_TASK DIRECTIONS_:
Exact copy without images: repeat every entry as written.

Start of GIVEN RECORDS

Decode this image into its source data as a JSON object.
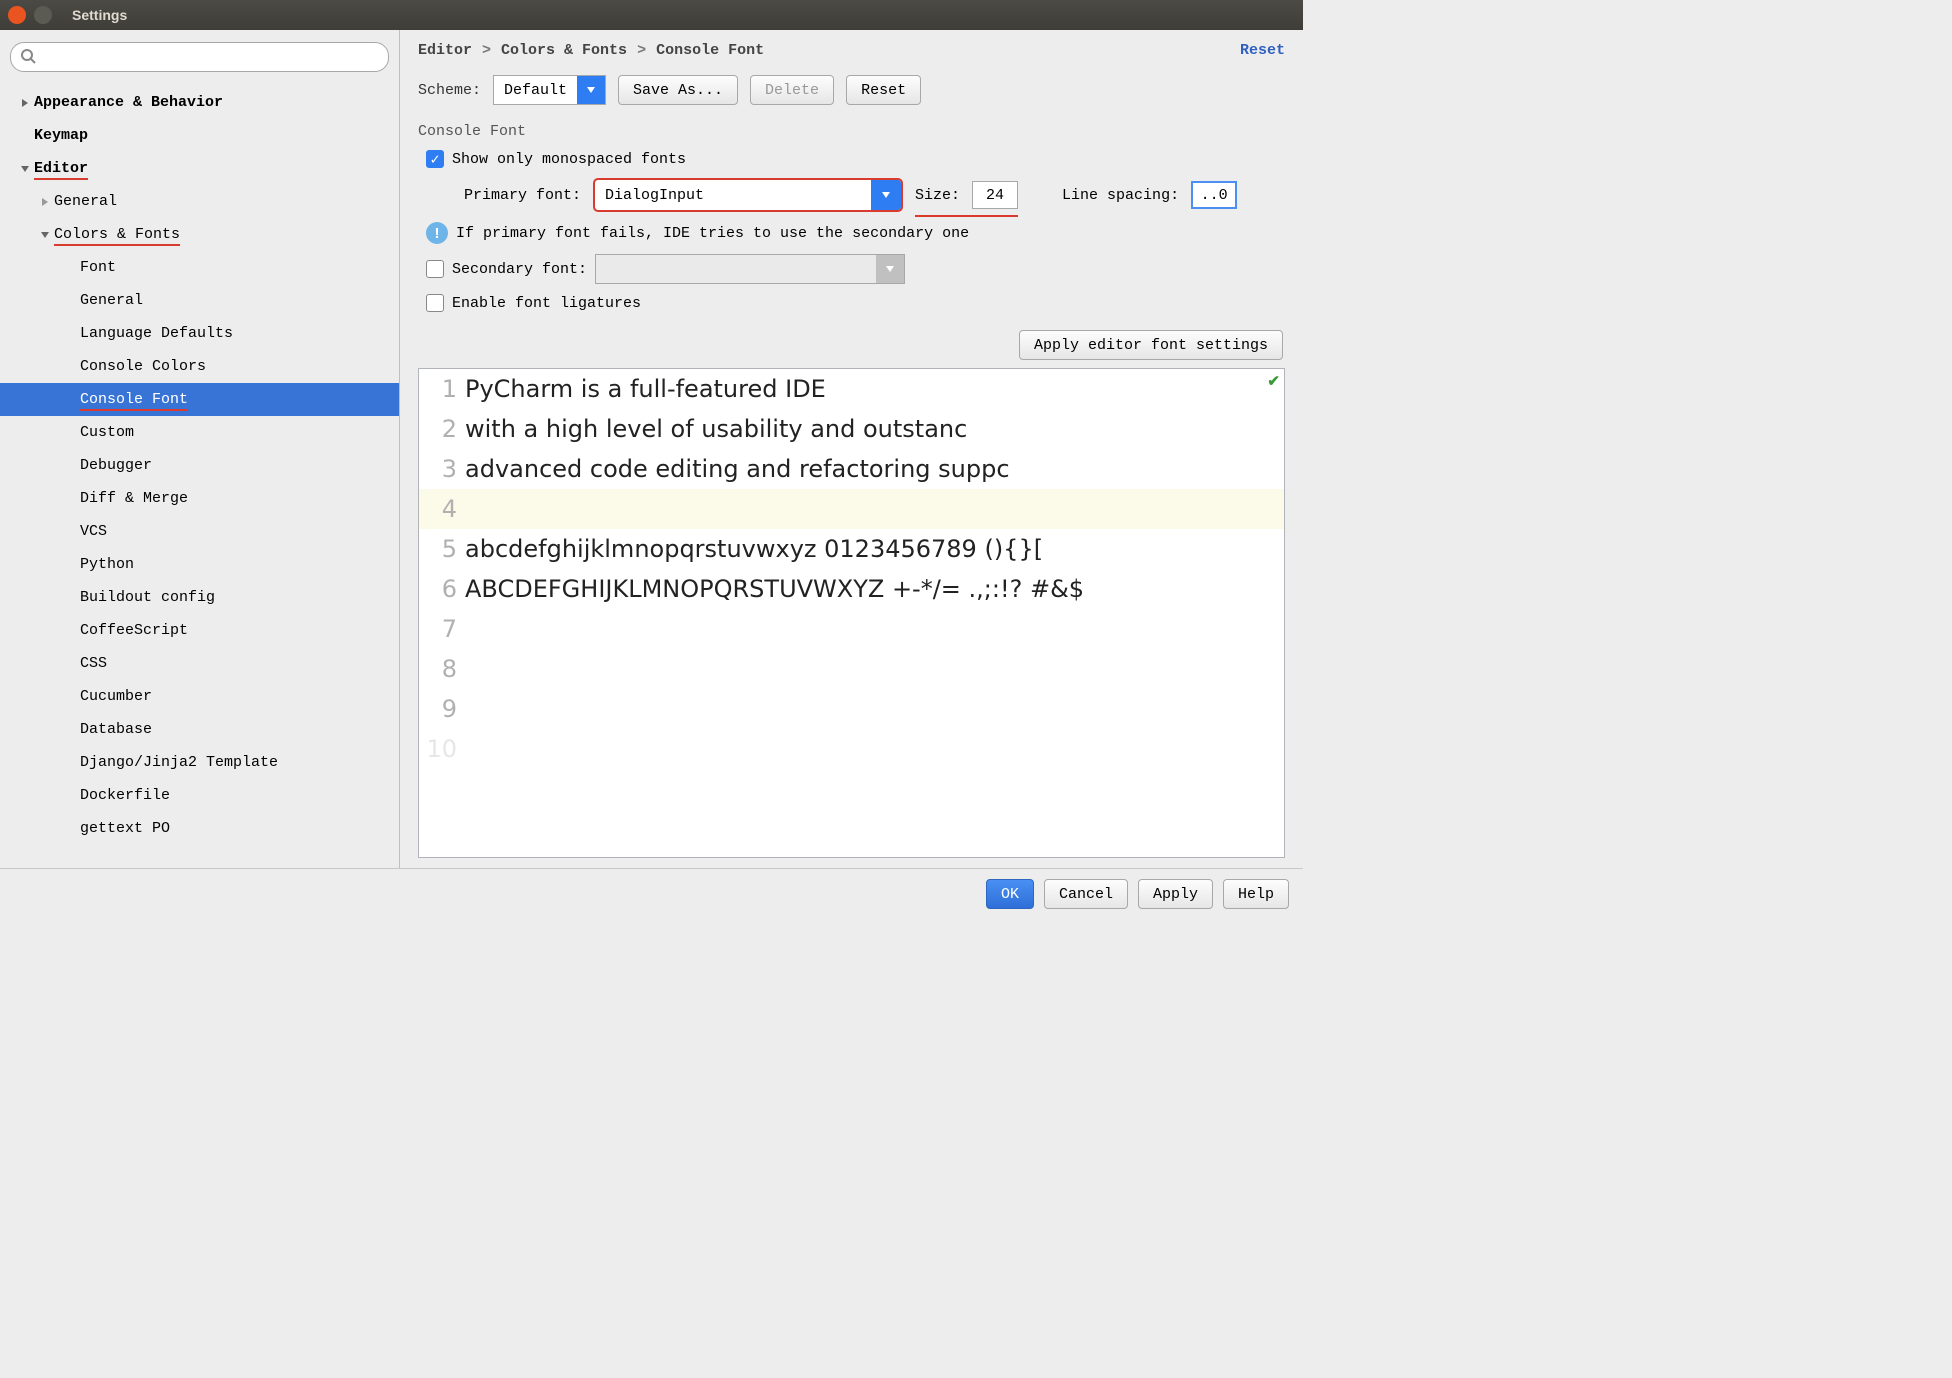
{
  "window_title": "Settings",
  "search_placeholder": "",
  "tree": {
    "appearance": "Appearance & Behavior",
    "keymap": "Keymap",
    "editor": "Editor",
    "general": "General",
    "colors_fonts": "Colors & Fonts",
    "items": {
      "font": "Font",
      "general2": "General",
      "lang_defaults": "Language Defaults",
      "console_colors": "Console Colors",
      "console_font": "Console Font",
      "custom": "Custom",
      "debugger": "Debugger",
      "diff_merge": "Diff & Merge",
      "vcs": "VCS",
      "python": "Python",
      "buildout": "Buildout config",
      "coffee": "CoffeeScript",
      "css": "CSS",
      "cucumber": "Cucumber",
      "database": "Database",
      "django": "Django/Jinja2 Template",
      "dockerfile": "Dockerfile",
      "gettext": "gettext PO"
    }
  },
  "breadcrumb": {
    "editor": "Editor",
    "colors_fonts": "Colors & Fonts",
    "console_font": "Console Font",
    "reset": "Reset"
  },
  "scheme": {
    "label": "Scheme:",
    "value": "Default",
    "save_as": "Save As...",
    "delete": "Delete",
    "reset": "Reset"
  },
  "section": {
    "title": "Console Font",
    "mono_checkbox": "Show only monospaced fonts",
    "primary_label": "Primary font:",
    "primary_value": "DialogInput",
    "size_label": "Size:",
    "size_value": "24",
    "line_spacing_label": "Line spacing:",
    "line_spacing_value": "..0",
    "info_text": "If primary font fails, IDE tries to use the secondary one",
    "secondary_label": "Secondary font:",
    "ligatures": "Enable font ligatures",
    "apply_editor": "Apply editor font settings"
  },
  "preview": {
    "l1": "PyCharm is a full-featured IDE",
    "l2": "with a high level of usability and outstanc",
    "l3": "advanced code editing and refactoring suppc",
    "l4": "",
    "l5": "abcdefghijklmnopqrstuvwxyz 0123456789 (){}[",
    "l6": "ABCDEFGHIJKLMNOPQRSTUVWXYZ +-*/= .,;:!? #&$"
  },
  "footer": {
    "ok": "OK",
    "cancel": "Cancel",
    "apply": "Apply",
    "help": "Help"
  }
}
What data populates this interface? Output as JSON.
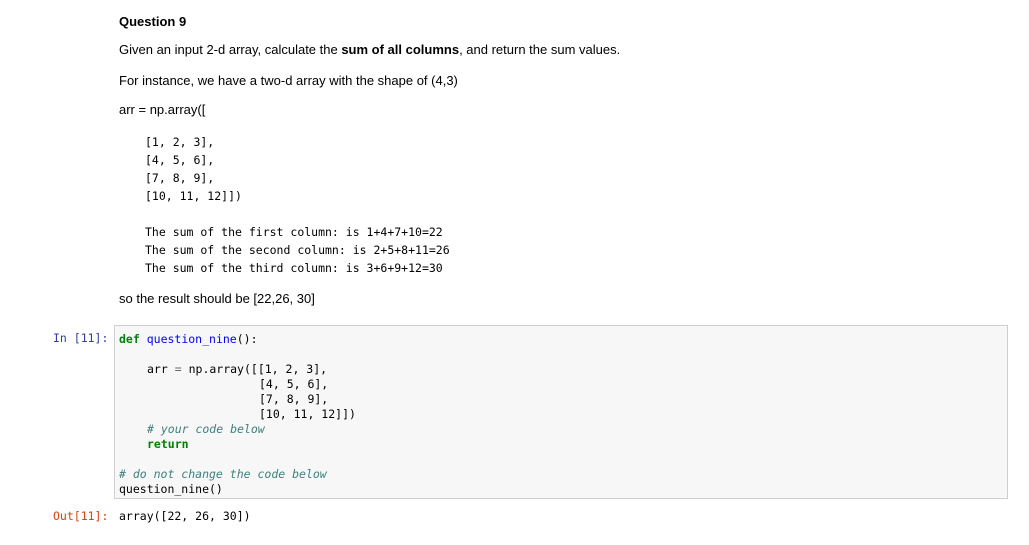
{
  "markdown": {
    "heading": "Question 9",
    "intro_prefix": "Given an input 2-d array, calculate the ",
    "intro_bold": "sum of all columns",
    "intro_suffix": ", and return the sum values.",
    "instance": "For instance, we have a two-d array with the shape of (4,3)",
    "arr_line": "arr = np.array([",
    "array_rows": [
      "[1, 2, 3],",
      "[4, 5, 6],",
      "[7, 8, 9],",
      "[10, 11, 12]])"
    ],
    "sum_lines": [
      "The sum of the first column: is 1+4+7+10=22",
      "The sum of the second column: is 2+5+8+11=26",
      "The sum of the third column: is 3+6+9+12=30"
    ],
    "result": "so the result should be [22,26, 30]"
  },
  "code_cell": {
    "prompt": "In [11]:",
    "def_kw": "def",
    "func_name": "question_nine",
    "def_tail": "():",
    "arr_var": "arr",
    "arr_eq": "=",
    "arr_call": "np.array([[1, 2, 3],",
    "arr_rows": [
      "[4, 5, 6],",
      "[7, 8, 9],",
      "[10, 11, 12]])"
    ],
    "comment_your_code": "# your code below",
    "return_kw": "return",
    "comment_do_not_change": "# do not change the code below",
    "call_line": "question_nine()"
  },
  "output_cell": {
    "prompt": "Out[11]:",
    "value": "array([22, 26, 30])"
  }
}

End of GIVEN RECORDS

_PROBLEM SOLUTION_:
Decode this image into its source data as a JSON object.
{
  "window_title": "Settings",
  "search_placeholder": "",
  "tree": {
    "appearance": "Appearance & Behavior",
    "keymap": "Keymap",
    "editor": "Editor",
    "general": "General",
    "colors_fonts": "Colors & Fonts",
    "items": {
      "font": "Font",
      "general2": "General",
      "lang_defaults": "Language Defaults",
      "console_colors": "Console Colors",
      "console_font": "Console Font",
      "custom": "Custom",
      "debugger": "Debugger",
      "diff_merge": "Diff & Merge",
      "vcs": "VCS",
      "python": "Python",
      "buildout": "Buildout config",
      "coffee": "CoffeeScript",
      "css": "CSS",
      "cucumber": "Cucumber",
      "database": "Database",
      "django": "Django/Jinja2 Template",
      "dockerfile": "Dockerfile",
      "gettext": "gettext PO"
    }
  },
  "breadcrumb": {
    "editor": "Editor",
    "colors_fonts": "Colors & Fonts",
    "console_font": "Console Font",
    "reset": "Reset"
  },
  "scheme": {
    "label": "Scheme:",
    "value": "Default",
    "save_as": "Save As...",
    "delete": "Delete",
    "reset": "Reset"
  },
  "section": {
    "title": "Console Font",
    "mono_checkbox": "Show only monospaced fonts",
    "primary_label": "Primary font:",
    "primary_value": "DialogInput",
    "size_label": "Size:",
    "size_value": "24",
    "line_spacing_label": "Line spacing:",
    "line_spacing_value": "..0",
    "info_text": "If primary font fails, IDE tries to use the secondary one",
    "secondary_label": "Secondary font:",
    "ligatures": "Enable font ligatures",
    "apply_editor": "Apply editor font settings"
  },
  "preview": {
    "l1": "PyCharm is a full-featured IDE",
    "l2": "with a high level of usability and outstanc",
    "l3": "advanced code editing and refactoring suppc",
    "l4": "",
    "l5": "abcdefghijklmnopqrstuvwxyz 0123456789 (){}[",
    "l6": "ABCDEFGHIJKLMNOPQRSTUVWXYZ +-*/= .,;:!? #&$"
  },
  "footer": {
    "ok": "OK",
    "cancel": "Cancel",
    "apply": "Apply",
    "help": "Help"
  }
}
What data populates this interface? Output as JSON.
{
  "markdown": {
    "heading": "Question 9",
    "intro_prefix": "Given an input 2-d array, calculate the ",
    "intro_bold": "sum of all columns",
    "intro_suffix": ", and return the sum values.",
    "instance": "For instance, we have a two-d array with the shape of (4,3)",
    "arr_line": "arr = np.array([",
    "array_rows": [
      "[1, 2, 3],",
      "[4, 5, 6],",
      "[7, 8, 9],",
      "[10, 11, 12]])"
    ],
    "sum_lines": [
      "The sum of the first column: is 1+4+7+10=22",
      "The sum of the second column: is 2+5+8+11=26",
      "The sum of the third column: is 3+6+9+12=30"
    ],
    "result": "so the result should be [22,26, 30]"
  },
  "code_cell": {
    "prompt": "In [11]:",
    "def_kw": "def",
    "func_name": "question_nine",
    "def_tail": "():",
    "arr_var": "arr",
    "arr_eq": "=",
    "arr_call": "np.array([[1, 2, 3],",
    "arr_rows": [
      "[4, 5, 6],",
      "[7, 8, 9],",
      "[10, 11, 12]])"
    ],
    "comment_your_code": "# your code below",
    "return_kw": "return",
    "comment_do_not_change": "# do not change the code below",
    "call_line": "question_nine()"
  },
  "output_cell": {
    "prompt": "Out[11]:",
    "value": "array([22, 26, 30])"
  }
}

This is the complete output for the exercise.